I spent my lunch break how I'd like to spend every lunch break: doing something that makes me forget about the paying job.
Walking in the woods and lugging buckets of sap will do that.
It's maple syrup time in Ohio, and like in years past, I help the local park district with sap collection. The park district employees and volunteers tap a couple dozen trees each year and boil the sap in a sugar shack built to replicate how syrup was made 100 years ago.
Sap collection is done daily. Sap flow depends on outdoor temperatures and the sun. Sunny days with temperatures above freezing and clear, freezing nights are ideal for maple syrup production.
Apparently they aren't ideal for hikers. When I was collecting sap, temperatures were in the mid-30s--and my Border collie and I were the only ones in the park.
We could listen to the birds sing, the occasional rustle of squirrels on the decaying leaves, the river water meandering southward.
Gathering the collection containers, I walked from tree to tree, popping the metal coverings from the buckets hanging on the trees, and emptying the sap into my collection containers. A few buckets had ice floating in the sap. Some contained a few inches of sap while others were half full.

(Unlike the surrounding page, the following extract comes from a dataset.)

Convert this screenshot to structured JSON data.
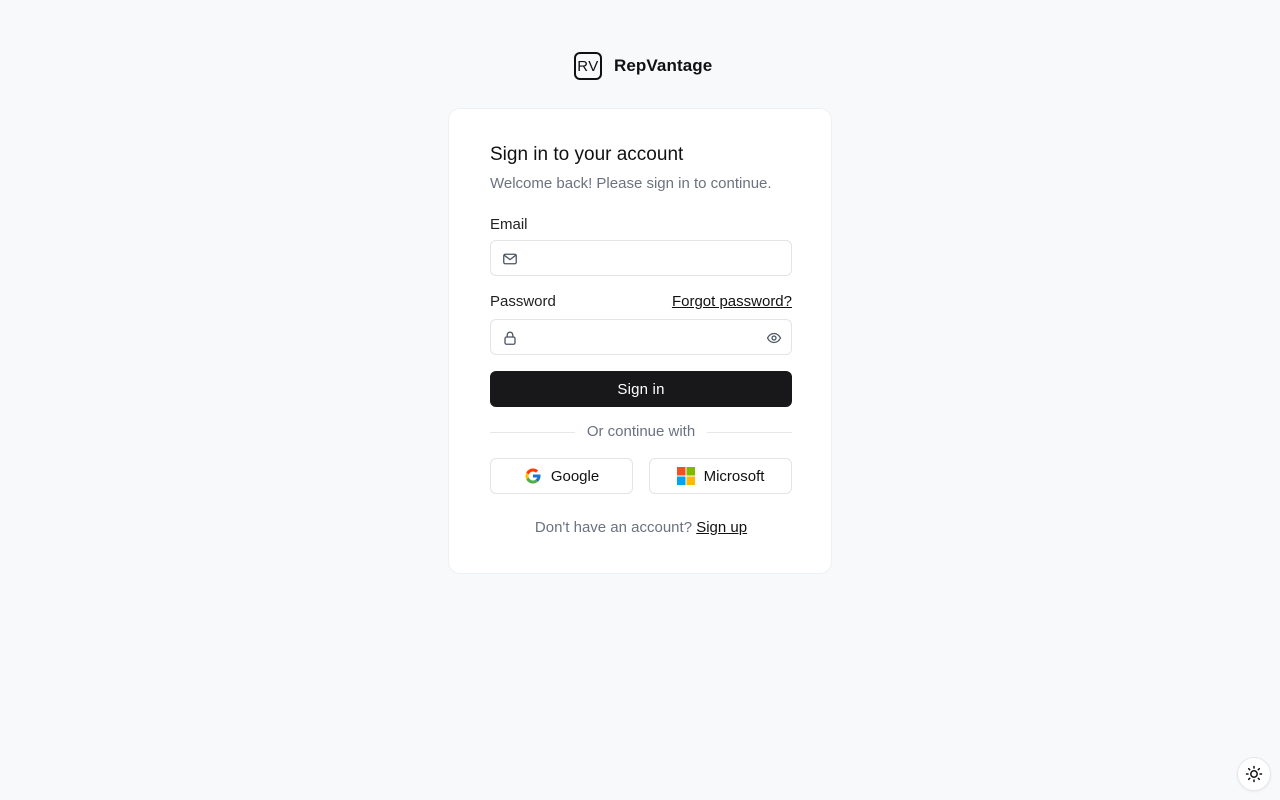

When my collection buckets filled, I hauled them back to the sugar shack, dumped them into a 30-gallon barrel and repeated. After the second trip to the sugar shack, I removed my coat and hat. Hauling sap is a physical workout.

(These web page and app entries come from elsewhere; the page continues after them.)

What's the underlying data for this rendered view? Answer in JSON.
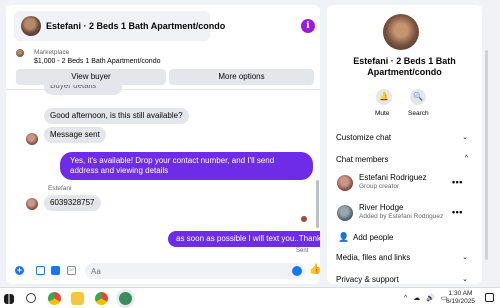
{
  "chat": {
    "header_title": "Estefani · 2 Beds 1 Bath Apartment/condo",
    "info_glyph": "i",
    "marketplace_label": "Marketplace",
    "marketplace_detail": "$1,000 - 2 Beds 1 Bath Apartment/condo",
    "view_buyer": "View buyer",
    "more_options": "More options",
    "partial_text": "Buyer details",
    "messages": [
      {
        "text": "Good afternoon, is this still available?",
        "direction": "in"
      },
      {
        "text": "Message sent",
        "direction": "in"
      },
      {
        "text": "Yes, it's available! Drop your contact number, and I'll send address and viewing details",
        "direction": "out"
      },
      {
        "text": "6039328757",
        "direction": "in",
        "sender": "Estefani"
      },
      {
        "text": "as soon as possible I will text you..Thanks",
        "direction": "out"
      }
    ],
    "sent_status": "Sent",
    "composer_placeholder": "Aa",
    "plus_glyph": "+",
    "gif_glyph": "GIF",
    "like_glyph": "👍",
    "accent_color": "#6e2ce8"
  },
  "side": {
    "title": "Estefani · 2 Beds 1 Bath Apartment/condo",
    "mute_label": "Mute",
    "search_label": "Search",
    "mute_glyph": "🔔",
    "search_glyph": "🔍",
    "customize_chat": "Customize chat",
    "chat_members": "Chat members",
    "members": [
      {
        "name": "Estefani Rodriguez",
        "role": "Group creator"
      },
      {
        "name": "River Hodge",
        "role": "Added by Estefani Rodriguez"
      }
    ],
    "more_glyph": "•••",
    "add_people": "Add people",
    "add_people_glyph": "👤",
    "media": "Media, files and links",
    "privacy": "Privacy & support",
    "chevron_down": "⌄",
    "chevron_up": "^"
  },
  "taskbar": {
    "tray": "^ ☁ 🔊 ▭",
    "time": "1:30 AM",
    "date": "6/19/2025"
  }
}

But it is a joy to be in the woods, walking on uneven ground, feeling cold air on my cheeks and listening to the sounds of nature.

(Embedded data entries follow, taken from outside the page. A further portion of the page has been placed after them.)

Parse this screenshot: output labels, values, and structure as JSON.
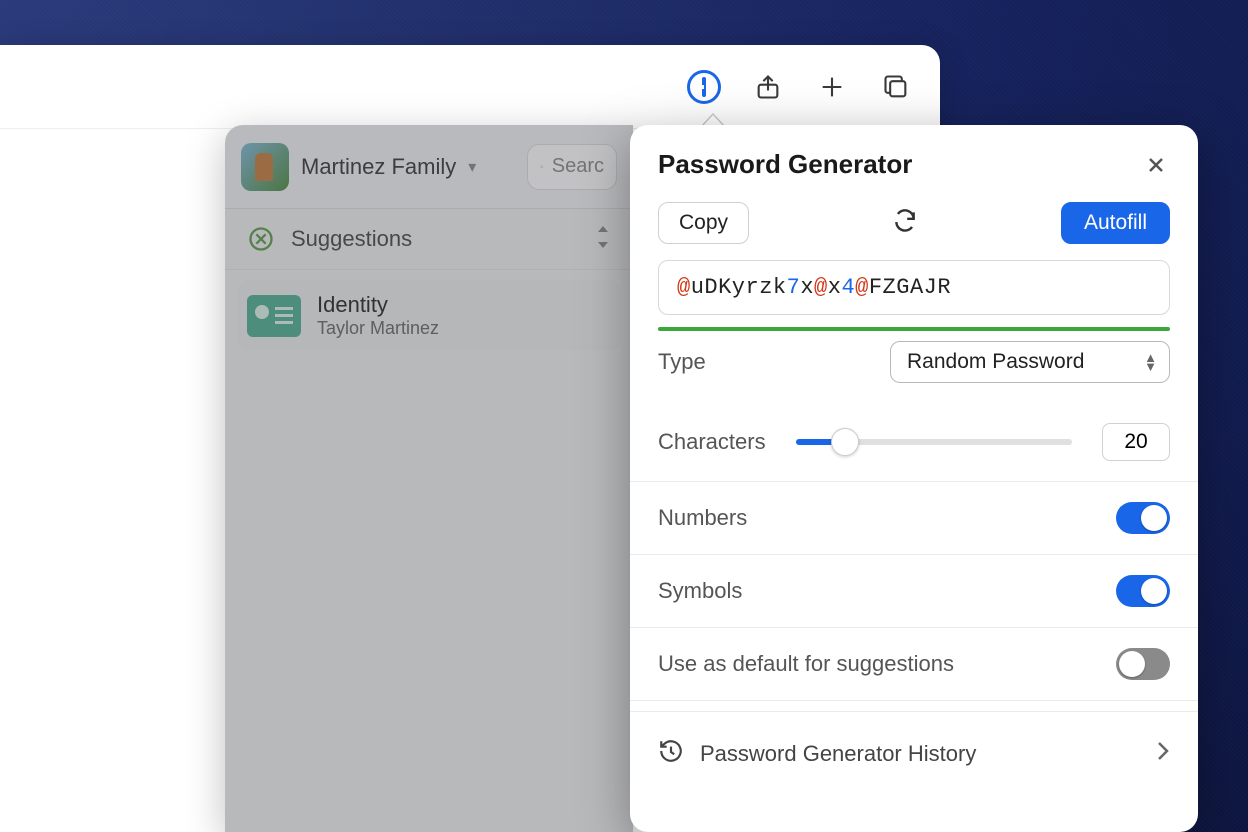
{
  "toolbar": {
    "extension_name": "1Password"
  },
  "background_popup": {
    "account_name": "Martinez Family",
    "search_placeholder": "Searc",
    "section_label": "Suggestions",
    "item": {
      "title": "Identity",
      "subtitle": "Taylor Martinez"
    }
  },
  "panel": {
    "title": "Password Generator",
    "copy_label": "Copy",
    "autofill_label": "Autofill",
    "password_segments": [
      {
        "t": "s",
        "v": "@"
      },
      {
        "t": "l",
        "v": "uDKyrzk"
      },
      {
        "t": "n",
        "v": "7"
      },
      {
        "t": "l",
        "v": "x"
      },
      {
        "t": "s",
        "v": "@"
      },
      {
        "t": "l",
        "v": "x"
      },
      {
        "t": "n",
        "v": "4"
      },
      {
        "t": "s",
        "v": "@"
      },
      {
        "t": "l",
        "v": "FZGAJR"
      }
    ],
    "type_label": "Type",
    "type_value": "Random Password",
    "characters_label": "Characters",
    "characters_value": "20",
    "numbers_label": "Numbers",
    "numbers_on": true,
    "symbols_label": "Symbols",
    "symbols_on": true,
    "default_label": "Use as default for suggestions",
    "default_on": false,
    "history_label": "Password Generator History"
  }
}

It took me just under an hour to collect about 30 gallons of sap. When finished, I returned to work, refreshed and ready to focus on the task at hand.